An employee alleging discrimination on the part of their employer (for example on grounds of disability) may ask the Employment Tribunal to make an award for compensation for “injury to feelings”. This is an award of damages aimed as a remedy for the hurt, humiliation and degradation suffered by the employee and will be considered separately from any claim for financial loss such as loss of earnings.
Such a remedy has long been a fundamental element of discrimination claims and is currently enshrined in section 119 of the Equality Act 2010. However there has never been any legislative guidance on how awards for injury to feelings should be determined which unsurprisingly meant that in the past there was often wide variance between awards made by different Tribunals.
The Vento Decision
Some attempt was made in 2002 to provide clarity for parties and Tribunals alike. In Vento v The Chief Constable of West Yorkshire Police  EWCA Civ 1871 the Court of Appeal identified three “bands” of potential awards for discrimination claims:
- The lower band applies to “less serious cases, such as where the act of discrimination is an isolated or one off occurrence”.
- The middle band “should be used for serious cases, which do not merit an award in the highest band”.

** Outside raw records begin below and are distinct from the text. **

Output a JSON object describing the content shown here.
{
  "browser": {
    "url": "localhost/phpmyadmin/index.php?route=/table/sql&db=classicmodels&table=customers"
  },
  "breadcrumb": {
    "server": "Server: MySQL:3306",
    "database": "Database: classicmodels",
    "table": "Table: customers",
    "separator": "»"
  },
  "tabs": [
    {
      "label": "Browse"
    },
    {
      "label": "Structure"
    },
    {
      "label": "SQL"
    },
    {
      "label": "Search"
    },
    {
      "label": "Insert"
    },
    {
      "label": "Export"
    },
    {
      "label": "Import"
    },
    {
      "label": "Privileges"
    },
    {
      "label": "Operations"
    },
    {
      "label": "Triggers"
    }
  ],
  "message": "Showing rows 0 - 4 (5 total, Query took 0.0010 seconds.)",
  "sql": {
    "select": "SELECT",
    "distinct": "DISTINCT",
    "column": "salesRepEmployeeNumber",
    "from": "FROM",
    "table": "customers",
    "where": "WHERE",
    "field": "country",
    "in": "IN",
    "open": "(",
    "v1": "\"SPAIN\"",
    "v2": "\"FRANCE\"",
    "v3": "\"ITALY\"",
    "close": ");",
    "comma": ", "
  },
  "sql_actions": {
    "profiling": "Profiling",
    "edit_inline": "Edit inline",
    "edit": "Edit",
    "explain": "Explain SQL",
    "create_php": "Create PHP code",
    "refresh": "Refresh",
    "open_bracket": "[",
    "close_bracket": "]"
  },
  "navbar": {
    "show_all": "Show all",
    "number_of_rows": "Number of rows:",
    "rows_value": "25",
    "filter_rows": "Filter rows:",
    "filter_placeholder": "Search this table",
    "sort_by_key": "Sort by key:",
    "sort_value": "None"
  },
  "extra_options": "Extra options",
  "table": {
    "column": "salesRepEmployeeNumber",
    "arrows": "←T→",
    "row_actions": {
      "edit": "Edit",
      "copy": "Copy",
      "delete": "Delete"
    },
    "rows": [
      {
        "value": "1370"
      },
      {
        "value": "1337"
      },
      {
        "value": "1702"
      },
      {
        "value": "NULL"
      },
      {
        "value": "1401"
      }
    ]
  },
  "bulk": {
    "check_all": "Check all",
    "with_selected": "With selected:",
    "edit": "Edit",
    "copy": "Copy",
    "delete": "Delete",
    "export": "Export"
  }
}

- The top band is appropriate for “the most serious cases, such as where there has been a lengthy campaign of discriminatory harassment…”.
The court also went on to determine that it would only be in “the most exceptional cases” that an award would exceed this top band.
Vento After 2002
In Vento the Court of Appeal gave a value to each band, ranging from £500 for the bottom of the lower band to £25,000 for the most serious cases in the top band. Those values were of course linked to the cost of living in 2002 and despite the court’s comment that Tribunals should take account of the “value of the sum in everyday life” the bands had only been formally revisited once by 2017 (in the 2009 Employment Appeal Tribunal case of Da’Bell v NSPCC). This left the value of awards potentially out of line with inflation and general increases in the costs of living, and effectively left it up to individual Employment Tribunals in individual claims to adjust awards as they saw fit.
To add to the uncertainty, from April 2013 there was the additional question of whether a Simmons v Castle 10% “uplift” should apply to an award for injury to feelings. This uplift came about after changes to the costs’ rules governing personal injury claims in the civil courts and the Court of Appeal’s declaration in Simmons that awards for pain, suffering and loss of amenity (commonly known as general damages) should be 10% higher than previously. It is easy to see how Tribunals making awards for “injury to feelings” from April 2013 onwards might take the view that the Simmons v Castle uplift should also apply to discrimination claims (and indeed this approach was approved by the Court of Appeal in the case of De Souza v Vinci Construction (UK) Ltd  EWCA Civ 879). In De Souza the court recognised the past uncertainty in discrimination claims and invited the President of Employment Tribunals to issue new guidance for injury to feelings awards to take into account both inflation and Simmons v Castle.
The result was Presidential Guidance issued in September 2017 which uprated the Vento bands. The Guidance confirmed that awards for injury to feelings are to be assessed as follows:
- For claims presented on or after 11th September 2017 the Vento bands are £800 to £8,400 for awards in the lower band; £8,400 to £25,200 for awards in the middle band; and £25,200 to £42,000 for awards in the upper band.
- For claims presented before 11th September 2017 the situation is a little more complex. In these cases the Tribunal should determine the appropriate award by calculating the Vento bands with reference to the RPI All Items Index. This is achieved by dividing the original Vento band by 178.5 (the RPI value applicable when Vento was decided) and then multiplying that figure by the RPI for the month and year in which the claim was presented. As an example the bottom of the lower Vento band for a claim presented in August 2016 would be £740.60 (£500 x 178.5 / 264.40), 264.40 being the RPI value for August 2016. For those claims presented after 1 April 2013 the 10% Simmons v Castle uplift will then need to be added.
Whilst it is important to remember that Presidential Guidance is not binding, the Tribunal must have regard to it and it would be highly unusual for such Guidance to be disregarded.
At first blush the update may seem to only favour the employee in discrimination cases but employers also benefit from having clarity at the outset of proceedings as to the likely award should they lose at Tribunal.